Choose Destination
Biol Psychiatry. 2003 Jan 15;53(2):107-11.

Abnormal prefrontal cortex function during response inhibition in Turner syndrome: functional magnetic resonance imaging evidence.

Author information

Department of Psychiatry and Behavioral Science, Stanford University School of Medicine, Stanford, California 94305-5719, USA.



Turner syndrome (TuS) arises from the partial or complete absence of one X chromosome. Although neuropsychological studies report impaired attentional function and response inhibition in TuS, the neural correlates of these cognitive problems are unknown.


Eleven female subjects with TuS and 11 individually matched normal control subjects were imaged using functional magnetic resonance imaging while performing a Go/NoGo task.


Groups did not differ on accuracy or reaction time; however, the TuS group activated more in the bilateral superior and middle frontal gyri than control subjects. Control subjects did not activate more than the TuS group in any region.


These findings suggest that female subjects with TuS compensate for executive dysfunction via recruitment of additional prefrontal cortex regions involved in inhibition, attention, and working memory, functions necessary for successful performance of Go/NoGo tasks. Elucidating brain function in TuS will advance our understanding of the influence of X-chromosome genes on neurodevelopment and brain function and contribute to planning future intervention strategies.

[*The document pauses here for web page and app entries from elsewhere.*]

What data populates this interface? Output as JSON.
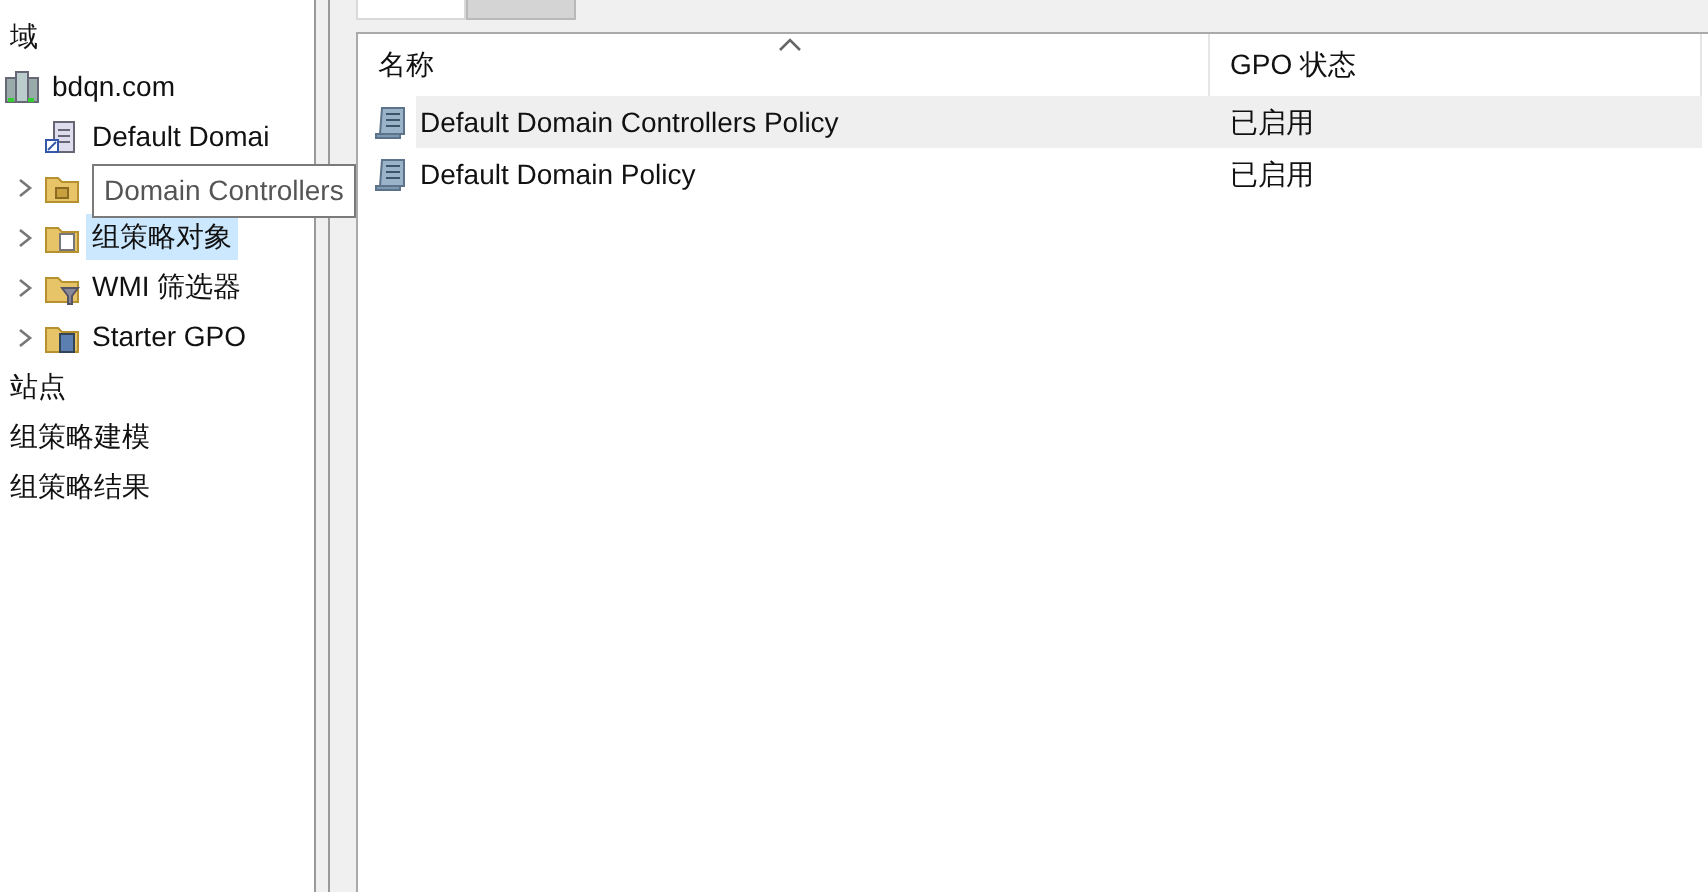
{
  "tree": [
    {
      "label": "域",
      "kind": "plain",
      "selected": false
    },
    {
      "label": "bdqn.com",
      "kind": "domain",
      "selected": false,
      "children": [
        {
          "label": "Default Domai",
          "kind": "gpo-link",
          "expandable": false,
          "selected": false
        },
        {
          "kind": "ou",
          "expandable": true,
          "selected": false
        },
        {
          "label": "组策略对象",
          "kind": "gpo-folder",
          "expandable": true,
          "selected": true
        },
        {
          "label": "WMI 筛选器",
          "kind": "wmi",
          "expandable": true,
          "selected": false
        },
        {
          "label": "Starter GPO",
          "kind": "starter",
          "expandable": true,
          "selected": false
        }
      ]
    },
    {
      "label": "站点",
      "kind": "plain",
      "selected": false
    },
    {
      "label": "组策略建模",
      "kind": "plain",
      "selected": false
    },
    {
      "label": "组策略结果",
      "kind": "plain",
      "selected": false
    }
  ],
  "tooltip": {
    "text": "Domain Controllers"
  },
  "tabs": [
    {
      "selected": true
    },
    {
      "selected": false
    }
  ],
  "table": {
    "columns": [
      "名称",
      "GPO 状态"
    ],
    "rows": [
      {
        "name": "Default Domain Controllers Policy",
        "status": "已启用",
        "selected": true
      },
      {
        "name": "Default Domain Policy",
        "status": "已启用",
        "selected": false
      }
    ]
  }
}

[Indexed for MEDLINE]

Supplemental Content

Full text links

Icon for Elsevier Science
Loading ...
Support Center